  She likes things to be accurate and correct, and trusts me implicitly to teach her these things. (Even to the point sometimes of discrediting comments from daddy, if she feels they're not what I have said.) It's kind of a...heavy privilege, I'd call it. I try to lead her well, not wanting to give her any reason to distrust me. (Except that one time where I told her the chocolate I was eating was poison, 'cause I didn't want to share.)
  She's quite artistic, she loves creating these cute/funny little brown paper bag puppets.

Usually princesses. She draws the face on the top part and body on the rest...they're great.

 She still loves her special blankie her Grandma Hatch made for her. She's losing the few speech flaws she has left, so those that remain I kind of cherish. (Rather than saying it 'other,' it's 'uh-ver', things like that.)

 She has a hard time paying attention, or focusing...I think she might have ADHD, just the inattentive classification. Same as I have.

 But Sam and I can't really get mad at her (shouldn't, anyway: we aren't perfect), because honestly, sometimes I'll ask her something six times and then finally lose my temper, but it'll really startle her because I think she genuinely wasn't taking it in the first six times. So she doesn't get why I'm mad, all of a sudden (to her).

She's very imaginative and can have a hard time not...kind of living in her own little fantasy land mentally, sometimes.

 She's still trying to learn give and take with conversation with kids her age, I think; she gets excited to tell them things, but sometimes doesn't really listen to them and just keeps telling what she wanted to say, regardless. Or won't hear what they said, cause she was in the 'fantasy land.' She also gets frustrated when kids don't acknowledge what she has said, though, which could be how they feel too...hopefully she'll get the hang of the give and take of conversing sooner, rather than later.

She's got a tender heart, my Jori. A real gentility. Just feels things a lot. Cries often, laughs often.
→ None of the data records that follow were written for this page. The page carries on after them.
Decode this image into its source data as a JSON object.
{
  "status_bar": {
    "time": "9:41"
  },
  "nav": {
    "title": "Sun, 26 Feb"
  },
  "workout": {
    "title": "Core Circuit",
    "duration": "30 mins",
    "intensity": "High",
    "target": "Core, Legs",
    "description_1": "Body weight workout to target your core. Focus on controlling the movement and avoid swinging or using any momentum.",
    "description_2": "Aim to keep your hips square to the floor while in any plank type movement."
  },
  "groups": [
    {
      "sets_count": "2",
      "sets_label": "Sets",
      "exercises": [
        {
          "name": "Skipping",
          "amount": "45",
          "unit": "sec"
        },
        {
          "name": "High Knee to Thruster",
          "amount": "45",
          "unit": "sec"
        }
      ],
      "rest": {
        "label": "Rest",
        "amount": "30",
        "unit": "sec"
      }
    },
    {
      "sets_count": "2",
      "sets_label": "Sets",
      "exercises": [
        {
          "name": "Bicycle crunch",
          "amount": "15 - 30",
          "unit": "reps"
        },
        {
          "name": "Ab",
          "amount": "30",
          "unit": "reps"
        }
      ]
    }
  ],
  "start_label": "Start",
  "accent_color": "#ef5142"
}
I think I passed this on, too. She's good at trying to make things fair and good for all around her, most of the time.

Overall, she makes a great oldest. We sure love our Jori Pori.